Deputy Chief observer, Mark Stevens explained what the team would be doing.
“The observers will be following the work of the Election Commissions to see if they’re prepared for the election, the training of the election polling officials, then they will be following the election campaign. So they’ll be meeting with political parties to see how their campaign is going. They’ll be following the messages of the campaign. They will be following whether political parties have freedom of assembly, freedom of movement and freedom of expression,” he said.
An EU EOM statement said this was a second group of observers, made up of 30 people, to be deployed across the country. The first team arrived in Burma on 26 September.

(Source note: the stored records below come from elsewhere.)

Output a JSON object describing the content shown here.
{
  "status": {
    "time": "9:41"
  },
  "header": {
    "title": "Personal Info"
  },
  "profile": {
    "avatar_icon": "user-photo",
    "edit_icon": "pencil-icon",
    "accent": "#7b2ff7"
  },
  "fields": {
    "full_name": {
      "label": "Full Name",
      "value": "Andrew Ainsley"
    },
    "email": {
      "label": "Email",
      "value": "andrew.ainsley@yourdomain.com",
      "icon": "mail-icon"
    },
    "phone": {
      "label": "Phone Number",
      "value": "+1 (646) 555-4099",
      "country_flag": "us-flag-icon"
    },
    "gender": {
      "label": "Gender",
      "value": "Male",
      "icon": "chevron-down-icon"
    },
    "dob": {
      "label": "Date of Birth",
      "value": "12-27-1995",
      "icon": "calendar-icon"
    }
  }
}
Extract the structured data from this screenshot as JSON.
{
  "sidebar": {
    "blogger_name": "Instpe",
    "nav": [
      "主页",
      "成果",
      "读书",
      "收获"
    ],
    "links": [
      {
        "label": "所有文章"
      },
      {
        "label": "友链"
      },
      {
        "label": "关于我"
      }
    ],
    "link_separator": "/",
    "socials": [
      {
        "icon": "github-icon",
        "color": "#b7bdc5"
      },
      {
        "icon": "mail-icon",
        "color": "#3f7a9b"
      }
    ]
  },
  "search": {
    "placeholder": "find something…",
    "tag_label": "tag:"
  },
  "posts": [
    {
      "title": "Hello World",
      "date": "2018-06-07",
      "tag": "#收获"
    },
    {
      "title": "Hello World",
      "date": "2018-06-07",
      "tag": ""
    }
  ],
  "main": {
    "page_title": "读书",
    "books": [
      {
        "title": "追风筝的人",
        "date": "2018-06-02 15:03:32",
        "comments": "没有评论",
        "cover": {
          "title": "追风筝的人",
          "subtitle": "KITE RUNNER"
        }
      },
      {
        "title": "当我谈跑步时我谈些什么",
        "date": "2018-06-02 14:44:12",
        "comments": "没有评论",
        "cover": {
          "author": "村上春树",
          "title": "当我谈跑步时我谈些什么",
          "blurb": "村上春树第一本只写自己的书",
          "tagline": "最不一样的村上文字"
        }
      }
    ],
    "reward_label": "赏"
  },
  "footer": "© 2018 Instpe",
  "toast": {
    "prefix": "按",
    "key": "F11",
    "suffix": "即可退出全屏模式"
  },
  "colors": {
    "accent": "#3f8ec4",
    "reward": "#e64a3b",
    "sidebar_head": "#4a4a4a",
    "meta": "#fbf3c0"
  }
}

The group was expected to travel across 14 states and divisions in Burma, and operate for around five to six weeks, the statement added.
Stevens said every area of the country was critical.
“Every area is critical. The important thing is people in Burma have a right to vote and the right to vote freely, and will vote secretly in the election day. The political parties will be campaigning in all the region and states. We don’t place any more emphasis on one area than another. We try to cover the entire country to get a general coverage of the big picture,” he said.
Foreign observers were not allowed in the 2010 general elections that ushered in Burma’s first semi-civilian government after almost half a century of military rule. Only observers from Southeast Asian nations were invited to the 2012 by-elections, which brought democracy icon Aung San Suu Kyi to parliament.
The November election will see the military-backed ruling party and the National League for Democracy (NLD) party of Nobel laureate Aung San Suu Kyi campaigning for their seats.
The NLD is expected to do well in the election, billed as the country’s first free and fair contest in 25 years, but Burma’s military-drafted constitution blocks Suu Kyi from becoming president because her late husband and two sons are not Burma citizens.
One resident said she didn’t have hopes for the election and that the most important thing was her ability to work.
“I don’t have any hopes, as long as I have a job, I can earn money and I can eat. That is enough. I am only interested in my living,” 38 year-old Yin Yin Aye, Rangoon resident said.
“If the result is a surprise there is nothing we can possibly do. We only wish for the best thing to happen but if not, that is our destiny,” 35 year-old Ma Moe from Rangoon said.
Current President Thein Sein, 70, decided not to run for a parliamentary seat due to his ailing health, but he is eligible for a second term as president, which he says would depend on the “wishes of the people”.
Thein Sein may not have the charisma of the wildly popular opposition leader Suu Kyi, but his reforms and backing from a powerful military that gets a quarter of seats in the parliament means a second term is a possibility, via a post-election parliamentary vote.
In Burma, the president is chosen from three candidates nominated by the two houses of parliament and the military, which holds a quarter of the seats in the bicameral chamber. The president then forms the government.